Nutrition And Wound Healing
Nutrition plays a significant role in wound healing since it enables optimal healing
to occur. Proper nutrition enhances the body’s ability to regain its balance. Because of
children’s susceptibility to wounds, parents need to understand the basic process of
wound healing and the role of nutrition in wound care. Wound healing takes place
through three interrelated phases: inflammatory; the proliferate stage; and the process of
remodeling. Each stage of wound healing is marked by different nutritional needs.
Problems with wound healing is explained by three main reasons: inadequate nutrition
and diet lacking in vitamins and minerals; infection; and problems with organ function.
Well nourished individuals experience rapid and improved wound healing. Parents can
promote wound healing by ensuring their children have adequate and appropriate
nutrition made up of appropriate calories and nutrients.
All wounds and their healing results in new demands on the body which call for good
nutrition. The family’s diet need to be rich in protein, carbohydrates, lipids, vitamin A
and C, as well as a variety of minerals. Of these, proteins is especially important because
“protein deficiency contributes to poor healing rates, with reduced collagen and increased
wound dehiscene.” the most needed minerals include iron, cooper and zinc; iron is
especially notable since it assist with resistance to infection. The value of zinc is that it
plays an important part in rebuilding the wound matrix and scare tissue. According to
(Anonymous 1999), researches with the National Institute of Nutrition have observed that
vitamin C plays a strong role in wound healing. Six ounce of orange juice daily provides
the adequate amount of vitamin C which allows the cells to conduct their biochemical
reactions, including wound healing. A balanced amount is important because excess can
cause nausea, diarrhea, and abdominal cramps. Another means to obtain the required
amount of vitamin C is eating fruits and vegetables daily that are rich in this vitamin.
In the inflammation stage of wound healing, the blood vessel constrict and
coagulation begins. It is during this stage that the body uses nutrients to promote healing
and to restore damaged immune function. During the proliferative stage new tissues and
blood vessel develop and wound scar is formed. In the remodeling phase, wound edges
move and scar strengthens (Leininger, 2002). Proper wound healing demands adequate
perfusion, oxygenation, and blood flow. The essential elements is tissue perfusion since
it enables oxygen to enter the healing tissue.
Nutrients consist of polyunsaturated fatty acids and amino acids, glutamine,

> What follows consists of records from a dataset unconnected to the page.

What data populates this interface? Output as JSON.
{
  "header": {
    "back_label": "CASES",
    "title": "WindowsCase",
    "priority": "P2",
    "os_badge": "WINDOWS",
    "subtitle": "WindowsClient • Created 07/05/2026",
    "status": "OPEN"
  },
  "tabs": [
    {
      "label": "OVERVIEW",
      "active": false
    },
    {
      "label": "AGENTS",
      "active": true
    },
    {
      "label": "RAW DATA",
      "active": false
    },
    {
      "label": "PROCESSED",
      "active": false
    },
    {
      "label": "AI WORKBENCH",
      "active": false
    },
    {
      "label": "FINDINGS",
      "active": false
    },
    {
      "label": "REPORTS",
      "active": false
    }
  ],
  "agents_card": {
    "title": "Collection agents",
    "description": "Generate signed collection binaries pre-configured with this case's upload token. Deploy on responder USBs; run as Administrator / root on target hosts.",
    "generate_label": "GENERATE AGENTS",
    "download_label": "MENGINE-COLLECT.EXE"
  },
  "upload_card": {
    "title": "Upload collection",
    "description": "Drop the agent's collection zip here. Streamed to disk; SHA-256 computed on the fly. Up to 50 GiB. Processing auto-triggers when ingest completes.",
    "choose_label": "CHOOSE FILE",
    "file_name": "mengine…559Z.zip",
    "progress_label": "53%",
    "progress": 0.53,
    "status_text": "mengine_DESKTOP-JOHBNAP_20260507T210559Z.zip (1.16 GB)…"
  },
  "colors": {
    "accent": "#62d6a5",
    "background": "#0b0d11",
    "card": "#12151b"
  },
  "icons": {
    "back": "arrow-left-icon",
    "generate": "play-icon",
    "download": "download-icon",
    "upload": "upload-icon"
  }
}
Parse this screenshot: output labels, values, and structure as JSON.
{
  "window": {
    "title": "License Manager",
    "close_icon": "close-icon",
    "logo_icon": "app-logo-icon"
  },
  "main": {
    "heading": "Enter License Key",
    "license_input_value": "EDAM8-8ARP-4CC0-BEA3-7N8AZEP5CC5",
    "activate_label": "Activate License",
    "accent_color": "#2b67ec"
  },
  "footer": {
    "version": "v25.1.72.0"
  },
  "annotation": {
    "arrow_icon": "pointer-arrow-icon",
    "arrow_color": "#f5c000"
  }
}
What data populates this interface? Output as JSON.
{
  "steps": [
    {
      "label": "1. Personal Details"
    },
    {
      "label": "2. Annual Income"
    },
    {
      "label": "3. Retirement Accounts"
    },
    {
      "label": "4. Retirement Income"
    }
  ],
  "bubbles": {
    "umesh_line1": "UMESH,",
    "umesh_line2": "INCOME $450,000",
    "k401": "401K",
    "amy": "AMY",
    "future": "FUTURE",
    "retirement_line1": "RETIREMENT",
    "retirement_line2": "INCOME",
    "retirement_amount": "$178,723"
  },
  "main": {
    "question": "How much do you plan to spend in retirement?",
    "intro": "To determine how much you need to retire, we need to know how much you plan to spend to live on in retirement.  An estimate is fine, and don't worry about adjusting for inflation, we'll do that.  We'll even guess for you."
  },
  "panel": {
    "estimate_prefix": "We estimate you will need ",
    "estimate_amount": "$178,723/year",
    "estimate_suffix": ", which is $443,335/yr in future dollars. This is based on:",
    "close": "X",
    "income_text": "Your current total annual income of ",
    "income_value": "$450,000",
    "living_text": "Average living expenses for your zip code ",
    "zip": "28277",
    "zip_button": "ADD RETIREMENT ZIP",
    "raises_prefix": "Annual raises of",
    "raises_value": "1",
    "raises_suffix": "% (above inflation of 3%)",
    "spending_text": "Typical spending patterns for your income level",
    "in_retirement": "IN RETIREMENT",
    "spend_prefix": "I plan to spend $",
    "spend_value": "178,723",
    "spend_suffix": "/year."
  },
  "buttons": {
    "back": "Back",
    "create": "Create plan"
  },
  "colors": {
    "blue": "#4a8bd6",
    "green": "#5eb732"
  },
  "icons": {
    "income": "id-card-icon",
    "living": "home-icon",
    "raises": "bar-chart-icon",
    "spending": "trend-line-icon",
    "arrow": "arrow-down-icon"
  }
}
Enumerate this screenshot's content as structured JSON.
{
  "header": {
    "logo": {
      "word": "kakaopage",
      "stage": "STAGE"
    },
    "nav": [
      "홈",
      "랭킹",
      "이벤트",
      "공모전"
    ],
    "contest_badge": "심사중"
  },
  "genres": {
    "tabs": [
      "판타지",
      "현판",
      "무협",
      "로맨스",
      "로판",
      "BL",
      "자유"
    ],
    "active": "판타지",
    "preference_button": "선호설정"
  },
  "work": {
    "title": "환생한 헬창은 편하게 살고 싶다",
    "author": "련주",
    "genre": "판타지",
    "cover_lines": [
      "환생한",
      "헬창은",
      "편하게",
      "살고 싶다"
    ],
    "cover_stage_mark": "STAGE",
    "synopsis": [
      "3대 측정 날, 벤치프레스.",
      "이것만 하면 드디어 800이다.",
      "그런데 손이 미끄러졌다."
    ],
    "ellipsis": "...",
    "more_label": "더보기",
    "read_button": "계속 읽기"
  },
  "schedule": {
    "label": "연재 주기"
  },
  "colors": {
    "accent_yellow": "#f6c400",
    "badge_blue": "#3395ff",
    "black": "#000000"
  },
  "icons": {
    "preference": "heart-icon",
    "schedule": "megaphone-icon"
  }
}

arginine, and nucleotides (Nelson, 2003). Fatty acids fight against inflammation and also
help with wound healing. Dietary protein is a source of energy; lack of protein will result
in a slow rate of healing. The mineral vitamin K is essential for blood clotting as well for
preventing infection (Nelson, 2003). Calories and protein allow for a good nitrogen
balance. Good nutrition provides the increased energy that is required by the healing
wound as a result of inflammation and cellular activity. The main source of energy for
healing is glucose (Nelson, 2003). Other source of vitamin is found in B1 and
manganese. Parents must be aware that overfeeding or providing too many calories will
cause metabolic stress.
All individuals must have adequate calories and protein for metabolic support. It
is very important to establish a well balanced diet and good nutrition status. Proper
nutritional support will provide the calories and nutrients needed for wound healing
(Leininger, 2002). It is not he quantity of food consumed that is important for wound
healing but the quality. Food such as oily fish will help in the reduction of inflammation
and the also serve to improve immune function. These type of foods promote wound
healing as well (Nelson, 2003). Another point is that exercise has to be combined with
proper nutrition. The rationale is that exercise leads to improved circulation which, in
turn, allows the blood to deliver oxygen and nutrients to the wound. Proper nutrition
plays an essential role in wound healing. The rate of healing for wounds depends on the
patients nutritional status. Wound healing proceeds through three stages, each one with
its special nutritional requirements. Problems with wound healing occur primarily of
inadequate nutrition and a lack of vitamins and minerals in family diet. wound healing
requires certain calories and nutrients, and specific foods are known to promote wound
healing. Effective wound healing can therefore be prepared for in advance through
careful nutritional choices.
Anonymous (1999) making a case for vitamin C. Tufts University Health & Nutritional
Letter, 17 (4), 3.
Leininger , S. (2002). The role of nutrition in wound healing. Critical Care Nursing
Quarterly, 25 (1), 13-22.
Nelson , E.A. (2003) Nutrition for optimum wound healing
Nursing Standards, 18 (6), 55.